Should I ever be important enough to warrant a biography, the poor sap attempting to make sense of it all might end up referring to this as my angry period. I don’t know how it works for you, but I think I probably spill anger, rather than vent, which is to say, there comes a point when a single drop can cause things to get me hot and bothered under the collar, and not much more can trigger it again very soon after.
So having said last week that something had caused me to get angry, it wasn’t long after that that another thing got me incredibly steamed up. So today, I’m going to tell you a story about Patrick. Patrick is a friend of mine. I’ve known Patrick for a while, not well, but our paths cross professionally from time to time and we’ve got some interests in common – slightly geeky ones, as you might expect. We both have gaps in our geekdom and we enjoy helping each other to sort this out. It’s also a delight when we get to slide in shared pop culture references into the conversation which takes us off at a tangent.
Speaking of tangents – Gary Larson, of ‘The Farside’, said in one of the annotated “Gallery” compendiums, that there was a guy who he wouldn’t hear from for ages, but who would occaisionally get in touch and say “I liked that one”. As a result, Larson would know immediately that he’d probably gone a bit too near the knuckle. The conversations I have with Patrick are nothing like that.
I heard from Patrick the other day; he was hacked off. Let me rephrase that: he was HACKED OFF. His boss had stopped him from going to an important conference, in an area where Patrick is an acknowledged leader of the field, on the basis that the specific conference wasn’t relevant to the current job role, didn’t add value to the team or the organisation as a whole and would need approval from a specialist group anyway. On short notice Patrick had to pull out of the conference.
As my friend Isa-Lee would say, “what’s that, hypothetical reader? Annoying yes, but surely not enough to get the mild mannered @breakerofthings boiling over?”. Well no. But Patrick is really Patricia, and she was told she couldn’t go to an International Women’s Day conference on the grounds that I specified above. The special group that needed to give approval was the local equality committee.
I cannot believe that I need to say this, but:
THIS IS NOT OK.
Did you know that there are more men called John leading FTSE 100 companies than there are women?
Did you know that in general the pay gap is getting worse not better?
Next year will be the 100th Anniversary of Women getting the vote in the UK. Except they didn’t, or at least not all of them. The same legislation that gave (some) women over the age of 30 the vote saw the voting age for men lowered to 21. Women would have to wait another 10 years for same rights to be afforded to them. And apparently we still haven’t learned anything from all of this.

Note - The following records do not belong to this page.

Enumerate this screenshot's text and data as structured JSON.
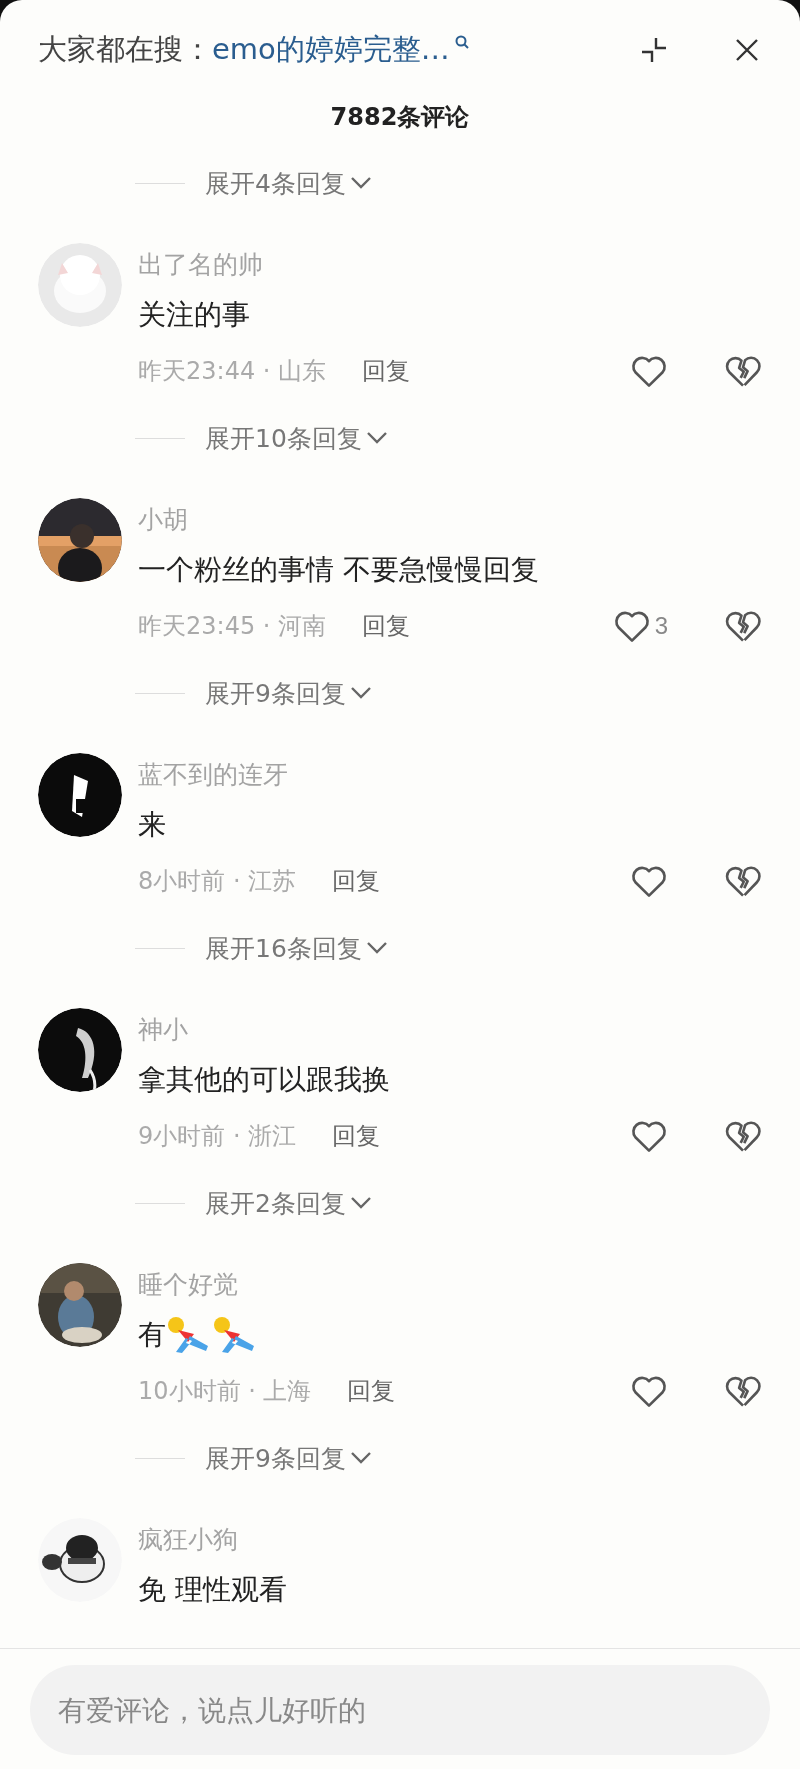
{
  "header": {
    "prefix": "大家都在搜：",
    "query": "emo的婷婷完整…"
  },
  "title": "7882条评论",
  "top_expand": "展开4条回复",
  "comments": [
    {
      "name": "出了名的帅",
      "text": "关注的事",
      "meta": "昨天23:44 · 山东",
      "reply": "回复",
      "replies_label": "展开10条回复"
    },
    {
      "name": "小胡",
      "text": "一个粉丝的事情 不要急慢慢回复",
      "meta": "昨天23:45 · 河南",
      "reply": "回复",
      "likes": "3",
      "replies_label": "展开9条回复"
    },
    {
      "name": "蓝不到的连牙",
      "text": "来",
      "meta": "8小时前 · 江苏",
      "reply": "回复",
      "replies_label": "展开16条回复"
    },
    {
      "name": "神小",
      "text": "拿其他的可以跟我换",
      "meta": "9小时前 · 浙江",
      "reply": "回复",
      "replies_label": "展开2条回复"
    },
    {
      "name": "睡个好觉",
      "text": "有",
      "emojis": [
        {
          "kind": "sticker"
        },
        {
          "kind": "sticker"
        }
      ],
      "meta": "10小时前 · 上海",
      "reply": "回复",
      "replies_label": "展开9条回复"
    },
    {
      "name": "疯狂小狗",
      "text": "免 理性观看"
    }
  ],
  "input": {
    "placeholder": "有爱评论，说点儿好听的"
  }
}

So, yes, I’m angry. I get that there are corporate requirements, but when women will effectively work a number of days for free because of the pay gap, you can’t turn round and say it’s not fair when people look to address this.

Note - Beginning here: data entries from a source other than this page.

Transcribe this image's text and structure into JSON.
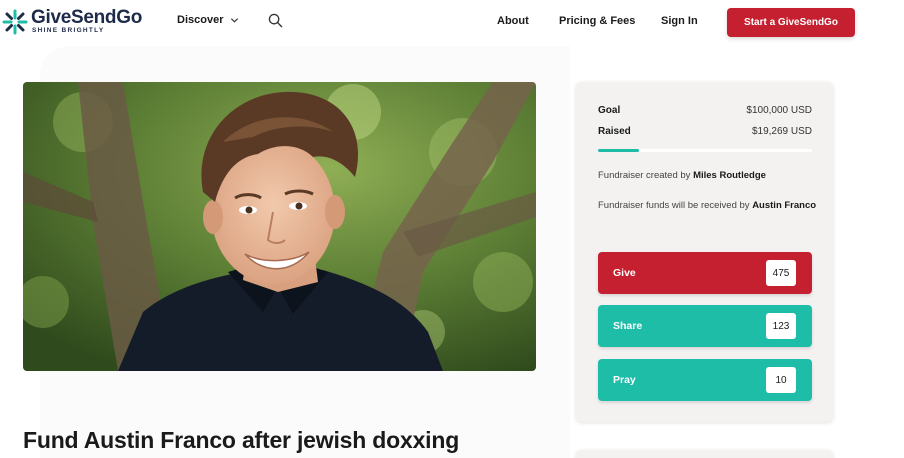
{
  "header": {
    "logo_name": "GiveSendGo",
    "logo_tagline": "SHINE BRIGHTLY",
    "discover_label": "Discover",
    "nav": [
      "About",
      "Pricing & Fees",
      "Sign In"
    ],
    "cta_label": "Start a GiveSendGo"
  },
  "hero": {
    "alt": "Photo of a smiling young man with brown hair in front of trees"
  },
  "campaign": {
    "title": "Fund Austin Franco after jewish doxxing"
  },
  "sidebar": {
    "goal_label": "Goal",
    "goal_value": "$100,000 USD",
    "raised_label": "Raised",
    "raised_value": "$19,269 USD",
    "progress_fraction": 0.19269,
    "created_prefix": "Fundraiser created by",
    "creator": "Miles Routledge",
    "receiver_prefix": "Fundraiser funds will be received by",
    "receiver": "Austin Franco",
    "actions": [
      {
        "label": "Give",
        "count": "475",
        "color": "#c4202f"
      },
      {
        "label": "Share",
        "count": "123",
        "color": "#1ebda8"
      },
      {
        "label": "Pray",
        "count": "10",
        "color": "#1ebda8"
      }
    ]
  },
  "icons": {
    "logo": "sparkle-logo-icon",
    "discover": "chevron-down-icon",
    "search": "search-icon"
  }
}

But lets finish this on an equal footing: if you are a line manager, make sure you’re treating all your staff on the equally, as best as possible, on the basis of their skills, and their needs, and the effort that they are putting in.